For complex validation, there are different opinions you can look into. Some people say that even complex validation that requires you do touch the database ('username already taken') should not belong on the validator, some prefer to have all this validation on the validator (which requires repositories) and perform no validation on the command whatsoever. In the end, you have to decide on a strategy to handle failures to validate commands.

Depending on your preference, this might lead you to ValidationResults being returned from your commandbus, trapping and displaying CommandValidationExceptions when you call the commandbus...

  • Thanks for the thorough response! The only reason I mentioned constructor properties is to strictly require them, but you're right that would indeed be covered by validation of the Command Object. I think it makes sense to firstly validate the Command Object (i.e., ensuring the data is valid) in the Bus and later on, while handling the command, to me it makes sense to handle set constraints (e.g., username uniqueness) there via whatever means is preferred (in the provided code, I use the specification pattern which I like for this sort of thing).
    – John Hall
    Aug 19, 2015 at 15:13
  • Also on the subject of returning values-- yes I understand that the CommandBus must not return a value. So therefore I think, maybe the controller should generate a UUID to pass along with the CreateOrder command, and then proceed to use that UUID to retrieve the Order from the (injected) repository? My front-end framework expects a CREATE request to respond with a JSON encoded populated object, including an ID. So then the controller would read...
    – John Hall
    Aug 19, 2015 at 15:18
  • Ran out of time on the edit window. Updated the original post with new code in the Controller to reflect the necessity of outputting the JSON encoded entity after a successful CREATE operation.
    – John Hall
    Aug 19, 2015 at 15:33
  • In that case, you do need an ID to query for that object again. But since that ID now has business meaning (it is different from the primary key in your database!) I would probably have the controller map the request-fields AND use some kind of service-class to fetch a new id (an UUID works fine, they're virtually guaranteed to be unique) and put that into the command as well. You can handle the command which persists a new order with the UUID you passed and you can get it back from the repository.
    – JDT
    Aug 19, 2015 at 19:10

In my app, the logic flow goes

  • Controller builds DTO
  • Controller dispatches to Command Bus
  • Command Bus Calls Events
  • Event Handlers dispatch to the Command Bus as well
  • Command Handler returns a response DTO to the controller
  • Controller generates a response to the client based on the response

Your application seems similar.

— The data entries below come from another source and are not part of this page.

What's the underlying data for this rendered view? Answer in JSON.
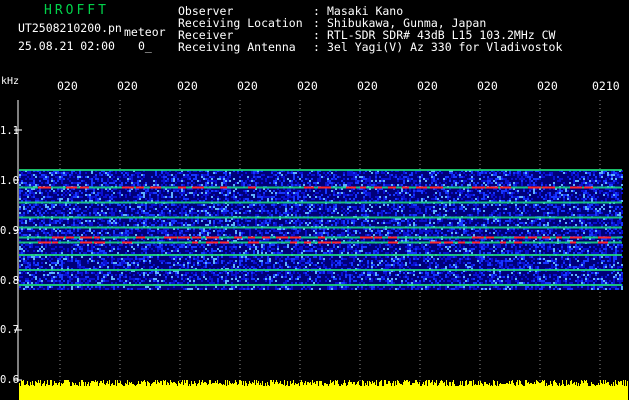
{
  "header": {
    "brand": "HROFFT",
    "filename": "UT2508210200.pn",
    "meteor_tag": "meteor",
    "datetime": "25.08.21 02:00",
    "extra": "0_"
  },
  "info": [
    {
      "label": "Observer",
      "value": "Masaki Kano"
    },
    {
      "label": "Receiving Location",
      "value": "Shibukawa, Gunma, Japan"
    },
    {
      "label": "Receiver",
      "value": "RTL-SDR SDR# 43dB L15 103.2MHz CW"
    },
    {
      "label": "Receiving Antenna",
      "value": "3el Yagi(V) Az 330 for Vladivostok"
    }
  ],
  "chart_data": {
    "type": "heatmap",
    "ylabel": "kHz",
    "x_tick_labels": [
      "020",
      "020",
      "020",
      "020",
      "020",
      "020",
      "020",
      "020",
      "020",
      "0210"
    ],
    "y_tick_labels": [
      "1.1",
      "1.0",
      "0.9",
      "0.8",
      "0.7",
      "0.6"
    ],
    "ylim": [
      0.6,
      1.1
    ],
    "signal_band_khz": [
      0.78,
      1.02
    ],
    "bright_lines_khz": [
      1.02,
      0.985,
      0.955,
      0.925,
      0.905,
      0.885,
      0.875,
      0.85,
      0.82,
      0.79
    ],
    "colors": {
      "background": "#000000",
      "noise_low": "#00007a",
      "noise_mid": "#1636ff",
      "line_green": "#1fe07a",
      "line_red": "#ff2a2a",
      "footer_bar": "#ffff00",
      "grid": "#8a8a8a"
    }
  }
}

Decoupling is also an issue for me. However, the problem of chaining (or nesting) commands or events hasn't been an issue. Keep a list of generated UUIDs and associated objects in every command chain, if possible.

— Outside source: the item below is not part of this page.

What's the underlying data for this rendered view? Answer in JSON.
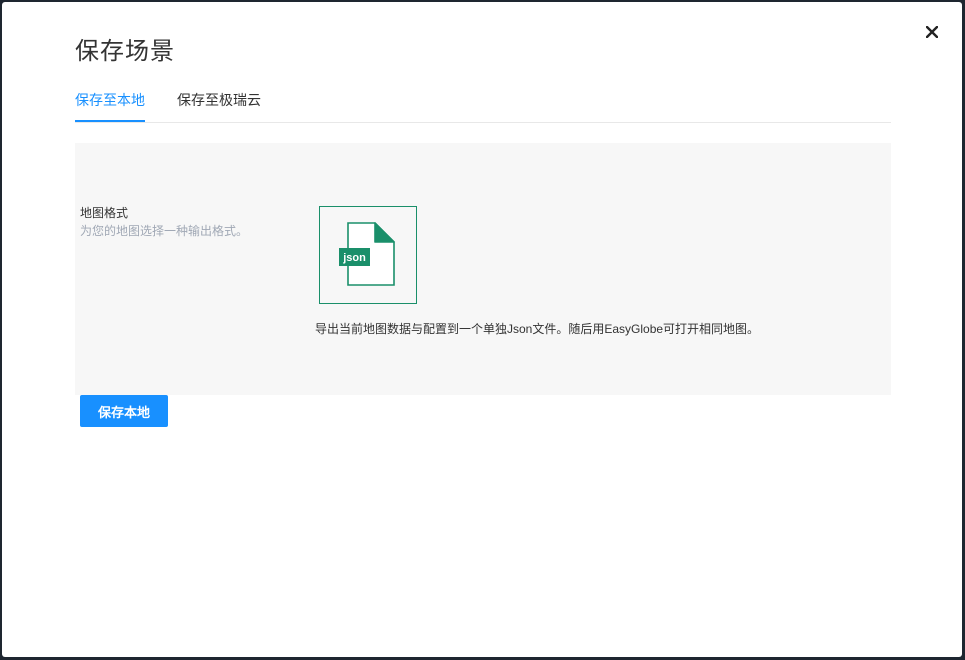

Your Answer

By clicking “Post Your Answer”, you agree to our terms of service and acknowledge you have read our privacy policy.

Not the answer you're looking for? Browse other questions tagged or ask your own question.